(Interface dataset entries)
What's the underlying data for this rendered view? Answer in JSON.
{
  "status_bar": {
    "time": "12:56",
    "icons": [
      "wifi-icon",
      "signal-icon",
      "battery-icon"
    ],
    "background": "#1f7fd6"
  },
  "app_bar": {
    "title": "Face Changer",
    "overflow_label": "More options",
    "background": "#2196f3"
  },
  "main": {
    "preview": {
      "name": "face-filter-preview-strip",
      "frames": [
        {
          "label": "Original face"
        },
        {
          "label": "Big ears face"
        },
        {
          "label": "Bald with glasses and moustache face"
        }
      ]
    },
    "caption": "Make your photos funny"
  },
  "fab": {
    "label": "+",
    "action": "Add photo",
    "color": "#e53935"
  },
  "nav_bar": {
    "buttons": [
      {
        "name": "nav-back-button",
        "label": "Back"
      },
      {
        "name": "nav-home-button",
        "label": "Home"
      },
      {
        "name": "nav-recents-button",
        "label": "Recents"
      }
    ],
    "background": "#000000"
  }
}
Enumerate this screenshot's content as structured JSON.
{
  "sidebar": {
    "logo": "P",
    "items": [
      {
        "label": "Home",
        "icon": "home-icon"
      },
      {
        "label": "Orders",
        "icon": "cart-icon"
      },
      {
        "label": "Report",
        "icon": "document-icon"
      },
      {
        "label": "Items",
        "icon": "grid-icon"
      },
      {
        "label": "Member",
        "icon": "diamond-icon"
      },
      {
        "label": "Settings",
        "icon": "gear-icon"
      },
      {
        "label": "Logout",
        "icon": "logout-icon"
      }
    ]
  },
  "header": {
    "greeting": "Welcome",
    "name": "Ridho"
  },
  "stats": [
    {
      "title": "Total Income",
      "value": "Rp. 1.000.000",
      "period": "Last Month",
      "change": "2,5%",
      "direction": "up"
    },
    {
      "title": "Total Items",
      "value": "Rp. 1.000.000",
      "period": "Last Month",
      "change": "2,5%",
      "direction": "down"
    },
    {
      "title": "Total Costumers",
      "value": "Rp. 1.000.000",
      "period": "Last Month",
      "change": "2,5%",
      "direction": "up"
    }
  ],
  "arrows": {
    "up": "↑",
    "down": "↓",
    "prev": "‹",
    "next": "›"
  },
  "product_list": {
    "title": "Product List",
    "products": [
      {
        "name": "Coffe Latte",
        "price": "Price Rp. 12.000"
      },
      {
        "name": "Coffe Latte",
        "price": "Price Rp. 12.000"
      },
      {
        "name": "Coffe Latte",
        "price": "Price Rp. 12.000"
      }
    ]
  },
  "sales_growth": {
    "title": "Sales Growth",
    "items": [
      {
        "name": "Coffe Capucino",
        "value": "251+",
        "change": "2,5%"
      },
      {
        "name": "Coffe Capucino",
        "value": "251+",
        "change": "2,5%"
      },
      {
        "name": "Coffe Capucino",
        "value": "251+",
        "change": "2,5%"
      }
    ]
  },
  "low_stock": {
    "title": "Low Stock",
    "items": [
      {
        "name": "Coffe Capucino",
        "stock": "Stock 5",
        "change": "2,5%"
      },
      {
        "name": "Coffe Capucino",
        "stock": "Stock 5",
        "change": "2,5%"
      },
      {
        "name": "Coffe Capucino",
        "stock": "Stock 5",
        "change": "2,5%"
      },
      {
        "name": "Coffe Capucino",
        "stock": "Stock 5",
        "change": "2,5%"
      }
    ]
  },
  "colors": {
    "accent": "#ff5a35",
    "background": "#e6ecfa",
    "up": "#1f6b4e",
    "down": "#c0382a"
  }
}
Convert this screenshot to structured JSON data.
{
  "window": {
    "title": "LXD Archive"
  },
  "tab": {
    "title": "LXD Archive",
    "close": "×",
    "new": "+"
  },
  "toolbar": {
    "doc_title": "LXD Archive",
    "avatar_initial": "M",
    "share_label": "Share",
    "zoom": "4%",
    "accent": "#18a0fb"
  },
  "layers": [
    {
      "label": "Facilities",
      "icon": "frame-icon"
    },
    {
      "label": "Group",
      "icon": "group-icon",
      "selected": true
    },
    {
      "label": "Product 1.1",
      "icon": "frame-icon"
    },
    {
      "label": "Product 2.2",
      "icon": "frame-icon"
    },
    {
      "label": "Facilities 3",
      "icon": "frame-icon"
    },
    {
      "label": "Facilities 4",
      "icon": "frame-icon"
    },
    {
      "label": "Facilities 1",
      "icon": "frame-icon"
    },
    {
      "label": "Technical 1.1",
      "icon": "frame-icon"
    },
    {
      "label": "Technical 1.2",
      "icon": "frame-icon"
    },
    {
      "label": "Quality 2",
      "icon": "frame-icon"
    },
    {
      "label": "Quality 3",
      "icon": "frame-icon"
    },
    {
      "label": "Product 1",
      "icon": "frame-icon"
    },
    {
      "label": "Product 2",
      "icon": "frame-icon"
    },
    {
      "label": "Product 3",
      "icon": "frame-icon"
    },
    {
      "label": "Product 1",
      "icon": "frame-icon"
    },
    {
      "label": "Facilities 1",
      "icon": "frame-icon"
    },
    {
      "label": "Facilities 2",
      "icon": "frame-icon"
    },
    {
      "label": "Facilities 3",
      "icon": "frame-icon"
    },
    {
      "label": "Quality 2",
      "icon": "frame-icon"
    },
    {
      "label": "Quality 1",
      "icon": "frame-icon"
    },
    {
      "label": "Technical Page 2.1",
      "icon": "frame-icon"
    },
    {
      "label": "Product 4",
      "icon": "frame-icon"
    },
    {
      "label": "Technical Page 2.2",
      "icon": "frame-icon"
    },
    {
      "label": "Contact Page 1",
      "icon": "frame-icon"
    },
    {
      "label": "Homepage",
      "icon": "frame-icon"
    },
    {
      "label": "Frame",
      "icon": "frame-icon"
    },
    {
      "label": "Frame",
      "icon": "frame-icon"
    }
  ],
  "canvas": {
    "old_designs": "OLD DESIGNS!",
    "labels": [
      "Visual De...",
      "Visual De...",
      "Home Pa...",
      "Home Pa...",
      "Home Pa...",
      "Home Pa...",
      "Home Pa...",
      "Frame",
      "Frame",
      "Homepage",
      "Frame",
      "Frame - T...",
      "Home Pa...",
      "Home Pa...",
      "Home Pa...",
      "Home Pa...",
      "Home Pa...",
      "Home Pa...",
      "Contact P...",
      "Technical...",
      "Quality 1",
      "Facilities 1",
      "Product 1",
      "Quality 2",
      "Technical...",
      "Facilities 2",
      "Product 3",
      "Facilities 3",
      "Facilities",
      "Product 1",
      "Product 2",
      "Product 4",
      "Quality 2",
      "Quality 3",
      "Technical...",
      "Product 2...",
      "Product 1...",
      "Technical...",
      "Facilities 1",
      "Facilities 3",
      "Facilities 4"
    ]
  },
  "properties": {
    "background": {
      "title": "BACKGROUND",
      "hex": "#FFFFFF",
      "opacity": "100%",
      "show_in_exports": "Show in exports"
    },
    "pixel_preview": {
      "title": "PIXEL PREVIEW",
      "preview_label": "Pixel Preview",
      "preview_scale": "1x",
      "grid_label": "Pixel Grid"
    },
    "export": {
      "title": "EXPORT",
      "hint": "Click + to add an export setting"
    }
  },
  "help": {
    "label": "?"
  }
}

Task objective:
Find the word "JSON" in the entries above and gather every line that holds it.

Result of this task:
What's the underlying data for this rendered view? Answer in JSON.
Enumerate this screenshot's content as structured JSON.
Convert this screenshot to structured JSON data.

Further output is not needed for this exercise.